We saw quite a number of borti close to the village and in the forest. One of them had a curious contraption installed — protection against bears. It looked like a pitched roof firmly affixed to the bort’ — no bear would be able to put his paw into it, or tear the roof off. We were told that the borti used to be suspended hanging from a branch on a chain. If the bear climbed up to it, he would attempt to somehow grab it — but pushing or pulling the bort’ he set it into a swinging motion and the bort’ was heavy enough to knock him off the tree. And at the place where he was likely to land there were sharp-pointed sticks dug into the ground.
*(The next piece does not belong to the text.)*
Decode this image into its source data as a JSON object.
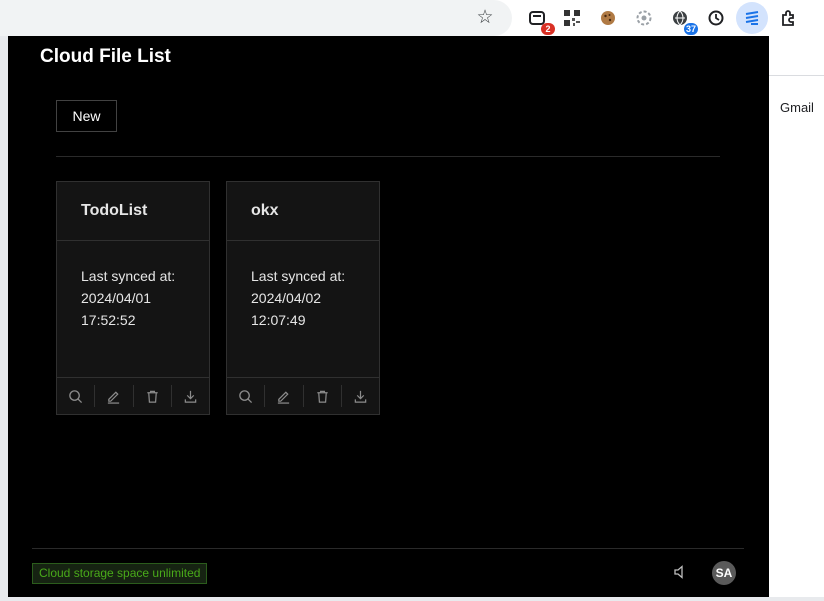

Cruel but effective.

The visit to the Polissya Preserve took me back in time — and to the wonderful, pristine, scenic wild nature.

 

Photos by Olena Krushynska.

Photos of animals and plants

are from Sergiy Zhyla’s archives.

 

The lynx that was once saved from the forest fire and

then raised by the Polissya Preserve employees.

 

The recently reconstructed water mill as seen

from a fire brigade tower.

 

Rosychka (sundew, one of insectivorous plants of

the genus Drosera), an insect-eating plant

at the peat marshes.

 

 

Yarko Kozak, an enthusiast of travel and the host

and presenter of the series Unikalna Ukrayina.

 

 

Our group testing the strength of one of the dams

constructed by the beavers.

 

A beavers’ dam made of branches and boles of trees.

 

 

This bort’ (see explanation for bort’ in the text) does

not contain a bee family and one can safely take

a look inside.

 

This fox seems to be sleeping but her ears continue

to be on full alert.

 

The species of moss called Sphagnum (in everyday

English, it is called bog moss, or peat moss).

 

A snipe, one of the many species of birds that

live on the marshes of the Polissya Preserve.

 

Fledglings of a cuckoo bird in the nest of a bird of a

different species, made between the logs of a house.

 

[Prev][Contents][Next]
 
 
ñîçäàíèå ñàéòàêóëèíàðíûå ðåöåïòû http://www.htd.kiev.ua © 2002 - 2014
No?aiu Naaa?iie Aia?eee No?aiu ??iie Aia?eee No?aiu Ao?eee Aano?aeey No?aiu Acee No?aiu Caiaaiie Aa?iiu No?aiu Ainoi?iie Aa?iiu e ?inney